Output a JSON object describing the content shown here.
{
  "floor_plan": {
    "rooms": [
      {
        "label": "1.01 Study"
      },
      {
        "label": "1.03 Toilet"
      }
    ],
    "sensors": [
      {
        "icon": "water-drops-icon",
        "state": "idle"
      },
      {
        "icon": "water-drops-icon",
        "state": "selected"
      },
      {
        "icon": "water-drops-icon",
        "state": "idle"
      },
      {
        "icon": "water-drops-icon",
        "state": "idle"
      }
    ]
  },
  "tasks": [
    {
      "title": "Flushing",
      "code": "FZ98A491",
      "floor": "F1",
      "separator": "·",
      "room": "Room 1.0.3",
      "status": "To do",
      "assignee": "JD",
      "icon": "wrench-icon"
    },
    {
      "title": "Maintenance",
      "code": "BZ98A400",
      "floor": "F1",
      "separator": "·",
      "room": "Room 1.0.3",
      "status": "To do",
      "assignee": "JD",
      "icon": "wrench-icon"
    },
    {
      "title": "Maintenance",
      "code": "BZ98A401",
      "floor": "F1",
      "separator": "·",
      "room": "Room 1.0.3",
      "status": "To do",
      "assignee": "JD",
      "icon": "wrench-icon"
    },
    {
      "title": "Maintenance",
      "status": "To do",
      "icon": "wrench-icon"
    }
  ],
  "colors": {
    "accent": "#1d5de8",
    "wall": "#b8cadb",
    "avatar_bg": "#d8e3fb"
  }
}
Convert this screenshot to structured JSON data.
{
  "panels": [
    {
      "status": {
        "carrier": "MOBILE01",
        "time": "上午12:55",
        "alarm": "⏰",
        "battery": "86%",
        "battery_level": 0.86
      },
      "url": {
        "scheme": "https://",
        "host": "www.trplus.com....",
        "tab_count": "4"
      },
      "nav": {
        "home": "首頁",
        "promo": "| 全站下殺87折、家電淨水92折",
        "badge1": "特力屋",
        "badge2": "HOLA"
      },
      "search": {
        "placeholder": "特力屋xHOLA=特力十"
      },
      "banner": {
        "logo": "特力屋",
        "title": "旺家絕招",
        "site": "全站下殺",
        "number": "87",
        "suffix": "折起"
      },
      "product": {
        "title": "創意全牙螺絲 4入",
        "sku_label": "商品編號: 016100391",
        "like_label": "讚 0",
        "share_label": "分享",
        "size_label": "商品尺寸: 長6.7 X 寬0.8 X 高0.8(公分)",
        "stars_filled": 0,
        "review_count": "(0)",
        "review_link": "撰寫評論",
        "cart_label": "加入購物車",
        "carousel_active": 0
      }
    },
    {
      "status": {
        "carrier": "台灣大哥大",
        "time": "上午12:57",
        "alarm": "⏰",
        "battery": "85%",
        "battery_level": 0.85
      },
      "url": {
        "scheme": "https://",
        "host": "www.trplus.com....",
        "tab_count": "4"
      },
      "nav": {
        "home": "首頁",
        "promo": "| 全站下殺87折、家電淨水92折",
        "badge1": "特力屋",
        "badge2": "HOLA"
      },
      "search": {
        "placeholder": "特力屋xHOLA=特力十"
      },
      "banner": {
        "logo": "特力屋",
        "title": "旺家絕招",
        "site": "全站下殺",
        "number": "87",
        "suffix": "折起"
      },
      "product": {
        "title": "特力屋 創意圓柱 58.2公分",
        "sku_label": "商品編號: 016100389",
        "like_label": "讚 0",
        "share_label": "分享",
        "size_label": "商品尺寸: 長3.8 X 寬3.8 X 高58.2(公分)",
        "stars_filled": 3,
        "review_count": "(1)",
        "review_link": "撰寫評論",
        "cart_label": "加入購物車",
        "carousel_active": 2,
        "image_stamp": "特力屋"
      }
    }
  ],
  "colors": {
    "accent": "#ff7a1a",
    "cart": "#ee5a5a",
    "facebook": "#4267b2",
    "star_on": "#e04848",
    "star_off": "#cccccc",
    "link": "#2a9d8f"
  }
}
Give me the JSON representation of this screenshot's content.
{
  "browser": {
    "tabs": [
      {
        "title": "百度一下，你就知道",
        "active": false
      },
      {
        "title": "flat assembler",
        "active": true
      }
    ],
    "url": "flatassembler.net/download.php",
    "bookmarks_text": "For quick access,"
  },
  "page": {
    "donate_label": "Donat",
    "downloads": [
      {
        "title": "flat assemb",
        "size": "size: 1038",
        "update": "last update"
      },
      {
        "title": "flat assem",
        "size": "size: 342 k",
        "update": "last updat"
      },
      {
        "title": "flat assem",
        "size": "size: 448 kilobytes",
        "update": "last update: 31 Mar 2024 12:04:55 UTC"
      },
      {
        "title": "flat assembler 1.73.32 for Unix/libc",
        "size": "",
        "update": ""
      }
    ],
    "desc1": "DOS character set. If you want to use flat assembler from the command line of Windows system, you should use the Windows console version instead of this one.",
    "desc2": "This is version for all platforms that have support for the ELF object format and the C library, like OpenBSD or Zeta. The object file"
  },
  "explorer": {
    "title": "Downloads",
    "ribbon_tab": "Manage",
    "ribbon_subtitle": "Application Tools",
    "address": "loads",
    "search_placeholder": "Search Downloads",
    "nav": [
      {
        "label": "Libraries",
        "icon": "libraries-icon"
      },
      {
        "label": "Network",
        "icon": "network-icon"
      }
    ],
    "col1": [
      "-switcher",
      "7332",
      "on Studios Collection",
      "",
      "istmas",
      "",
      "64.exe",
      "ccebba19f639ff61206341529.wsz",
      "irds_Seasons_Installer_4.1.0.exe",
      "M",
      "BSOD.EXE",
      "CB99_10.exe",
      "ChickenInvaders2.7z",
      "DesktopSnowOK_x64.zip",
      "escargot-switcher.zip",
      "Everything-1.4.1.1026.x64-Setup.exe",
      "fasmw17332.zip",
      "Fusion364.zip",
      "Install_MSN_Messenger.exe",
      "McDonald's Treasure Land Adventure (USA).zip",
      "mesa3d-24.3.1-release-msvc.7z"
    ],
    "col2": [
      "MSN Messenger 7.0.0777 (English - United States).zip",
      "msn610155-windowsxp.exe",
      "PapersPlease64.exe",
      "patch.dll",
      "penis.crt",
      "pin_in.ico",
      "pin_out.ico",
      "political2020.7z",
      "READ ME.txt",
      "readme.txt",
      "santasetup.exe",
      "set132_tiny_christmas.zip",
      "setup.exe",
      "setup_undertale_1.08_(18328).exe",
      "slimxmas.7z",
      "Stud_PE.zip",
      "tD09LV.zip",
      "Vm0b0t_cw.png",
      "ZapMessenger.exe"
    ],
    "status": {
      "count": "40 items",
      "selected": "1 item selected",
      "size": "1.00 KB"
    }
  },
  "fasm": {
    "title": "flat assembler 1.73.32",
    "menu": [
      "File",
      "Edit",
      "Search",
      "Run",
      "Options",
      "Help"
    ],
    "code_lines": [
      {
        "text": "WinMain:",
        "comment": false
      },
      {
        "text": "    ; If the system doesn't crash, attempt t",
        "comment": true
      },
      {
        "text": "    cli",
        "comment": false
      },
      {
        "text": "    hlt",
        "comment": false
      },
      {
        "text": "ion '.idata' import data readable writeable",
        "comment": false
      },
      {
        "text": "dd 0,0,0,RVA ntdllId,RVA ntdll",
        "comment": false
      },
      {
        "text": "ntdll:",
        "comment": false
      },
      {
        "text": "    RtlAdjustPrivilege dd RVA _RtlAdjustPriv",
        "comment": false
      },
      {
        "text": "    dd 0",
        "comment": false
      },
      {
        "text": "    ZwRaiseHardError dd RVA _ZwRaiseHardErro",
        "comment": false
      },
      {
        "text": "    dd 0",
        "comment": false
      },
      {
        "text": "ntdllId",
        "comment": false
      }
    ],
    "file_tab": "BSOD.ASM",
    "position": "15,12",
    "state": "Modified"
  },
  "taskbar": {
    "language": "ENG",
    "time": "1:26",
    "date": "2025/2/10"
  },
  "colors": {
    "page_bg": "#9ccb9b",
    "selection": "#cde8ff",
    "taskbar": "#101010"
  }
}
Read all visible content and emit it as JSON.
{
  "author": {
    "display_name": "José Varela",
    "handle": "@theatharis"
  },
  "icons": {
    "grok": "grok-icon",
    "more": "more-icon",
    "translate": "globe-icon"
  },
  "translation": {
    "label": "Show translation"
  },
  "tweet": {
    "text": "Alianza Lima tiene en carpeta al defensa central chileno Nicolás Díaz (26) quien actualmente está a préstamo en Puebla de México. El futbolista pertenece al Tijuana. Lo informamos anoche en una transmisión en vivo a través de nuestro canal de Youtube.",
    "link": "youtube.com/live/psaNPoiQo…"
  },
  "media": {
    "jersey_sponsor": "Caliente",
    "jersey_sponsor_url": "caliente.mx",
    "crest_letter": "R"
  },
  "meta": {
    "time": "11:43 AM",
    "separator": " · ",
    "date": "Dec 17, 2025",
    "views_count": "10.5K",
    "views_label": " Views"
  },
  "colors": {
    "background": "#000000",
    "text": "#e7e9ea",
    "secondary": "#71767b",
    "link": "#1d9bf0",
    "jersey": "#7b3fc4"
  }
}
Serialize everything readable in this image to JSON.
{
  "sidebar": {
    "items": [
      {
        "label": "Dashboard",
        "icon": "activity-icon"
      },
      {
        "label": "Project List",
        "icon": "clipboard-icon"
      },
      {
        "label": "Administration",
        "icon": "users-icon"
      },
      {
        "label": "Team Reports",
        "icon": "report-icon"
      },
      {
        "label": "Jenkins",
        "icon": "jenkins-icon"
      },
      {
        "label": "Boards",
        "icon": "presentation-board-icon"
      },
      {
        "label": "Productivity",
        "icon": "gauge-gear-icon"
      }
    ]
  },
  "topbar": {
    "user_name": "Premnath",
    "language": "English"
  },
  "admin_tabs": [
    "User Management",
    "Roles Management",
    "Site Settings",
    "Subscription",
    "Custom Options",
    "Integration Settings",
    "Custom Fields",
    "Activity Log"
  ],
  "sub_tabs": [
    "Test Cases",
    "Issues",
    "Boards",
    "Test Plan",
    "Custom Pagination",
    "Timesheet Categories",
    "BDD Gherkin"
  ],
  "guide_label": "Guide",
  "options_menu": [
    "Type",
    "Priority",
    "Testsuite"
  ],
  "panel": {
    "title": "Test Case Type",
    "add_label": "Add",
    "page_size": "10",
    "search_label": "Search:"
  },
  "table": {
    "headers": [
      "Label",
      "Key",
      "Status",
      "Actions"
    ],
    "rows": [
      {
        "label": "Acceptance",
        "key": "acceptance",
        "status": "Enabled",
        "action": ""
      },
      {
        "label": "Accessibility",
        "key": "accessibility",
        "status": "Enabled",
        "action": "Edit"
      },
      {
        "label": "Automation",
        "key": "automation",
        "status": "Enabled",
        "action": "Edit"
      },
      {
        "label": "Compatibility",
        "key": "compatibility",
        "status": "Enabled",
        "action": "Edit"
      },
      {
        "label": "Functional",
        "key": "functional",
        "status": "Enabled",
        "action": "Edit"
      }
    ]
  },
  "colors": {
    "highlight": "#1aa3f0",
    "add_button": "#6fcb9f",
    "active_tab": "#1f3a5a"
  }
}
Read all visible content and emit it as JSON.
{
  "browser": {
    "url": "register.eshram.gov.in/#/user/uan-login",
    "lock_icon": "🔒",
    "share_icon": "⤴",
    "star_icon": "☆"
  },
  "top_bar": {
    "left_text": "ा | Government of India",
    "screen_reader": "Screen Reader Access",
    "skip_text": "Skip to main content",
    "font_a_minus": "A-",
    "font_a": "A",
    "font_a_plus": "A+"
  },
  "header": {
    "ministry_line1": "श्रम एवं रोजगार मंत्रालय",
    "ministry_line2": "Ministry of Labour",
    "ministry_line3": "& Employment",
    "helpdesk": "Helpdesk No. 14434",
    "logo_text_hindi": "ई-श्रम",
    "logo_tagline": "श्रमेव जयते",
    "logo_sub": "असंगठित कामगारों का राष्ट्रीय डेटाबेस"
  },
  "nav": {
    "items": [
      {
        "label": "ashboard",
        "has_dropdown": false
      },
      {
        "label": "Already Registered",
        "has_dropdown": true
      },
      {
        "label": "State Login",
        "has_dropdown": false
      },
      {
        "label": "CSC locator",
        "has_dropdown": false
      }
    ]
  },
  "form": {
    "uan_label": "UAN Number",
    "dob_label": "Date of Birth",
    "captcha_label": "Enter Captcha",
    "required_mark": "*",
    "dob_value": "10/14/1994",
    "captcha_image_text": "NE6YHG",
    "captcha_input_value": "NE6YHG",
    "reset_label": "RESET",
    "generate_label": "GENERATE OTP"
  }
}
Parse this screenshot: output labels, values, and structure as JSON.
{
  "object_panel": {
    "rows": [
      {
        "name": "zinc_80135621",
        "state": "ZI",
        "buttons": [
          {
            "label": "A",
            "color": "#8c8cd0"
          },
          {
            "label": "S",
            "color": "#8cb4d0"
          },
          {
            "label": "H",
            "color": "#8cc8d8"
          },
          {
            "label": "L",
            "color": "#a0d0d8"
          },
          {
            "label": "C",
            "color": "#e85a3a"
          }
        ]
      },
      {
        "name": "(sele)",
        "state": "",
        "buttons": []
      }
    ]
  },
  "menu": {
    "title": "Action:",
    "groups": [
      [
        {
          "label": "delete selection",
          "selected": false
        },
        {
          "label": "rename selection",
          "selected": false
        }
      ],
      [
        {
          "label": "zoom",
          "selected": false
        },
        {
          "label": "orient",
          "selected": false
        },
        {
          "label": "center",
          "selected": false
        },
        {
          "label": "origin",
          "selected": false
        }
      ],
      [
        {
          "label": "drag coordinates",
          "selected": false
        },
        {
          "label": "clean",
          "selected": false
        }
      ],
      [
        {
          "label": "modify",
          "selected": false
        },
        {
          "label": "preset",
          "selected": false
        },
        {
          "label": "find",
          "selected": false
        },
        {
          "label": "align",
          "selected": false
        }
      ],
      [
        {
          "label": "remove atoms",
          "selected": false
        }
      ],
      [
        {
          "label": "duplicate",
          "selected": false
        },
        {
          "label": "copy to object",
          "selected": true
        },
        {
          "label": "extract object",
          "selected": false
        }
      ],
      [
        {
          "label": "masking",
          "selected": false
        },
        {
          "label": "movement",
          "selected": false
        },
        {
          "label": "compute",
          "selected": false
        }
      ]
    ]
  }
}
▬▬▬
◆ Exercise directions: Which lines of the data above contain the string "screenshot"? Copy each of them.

◆ Response below:
Convert this screenshot to structured JSON data.
Give me the JSON representation of this screenshot's content.
Parse this screenshot: output labels, values, and structure as JSON.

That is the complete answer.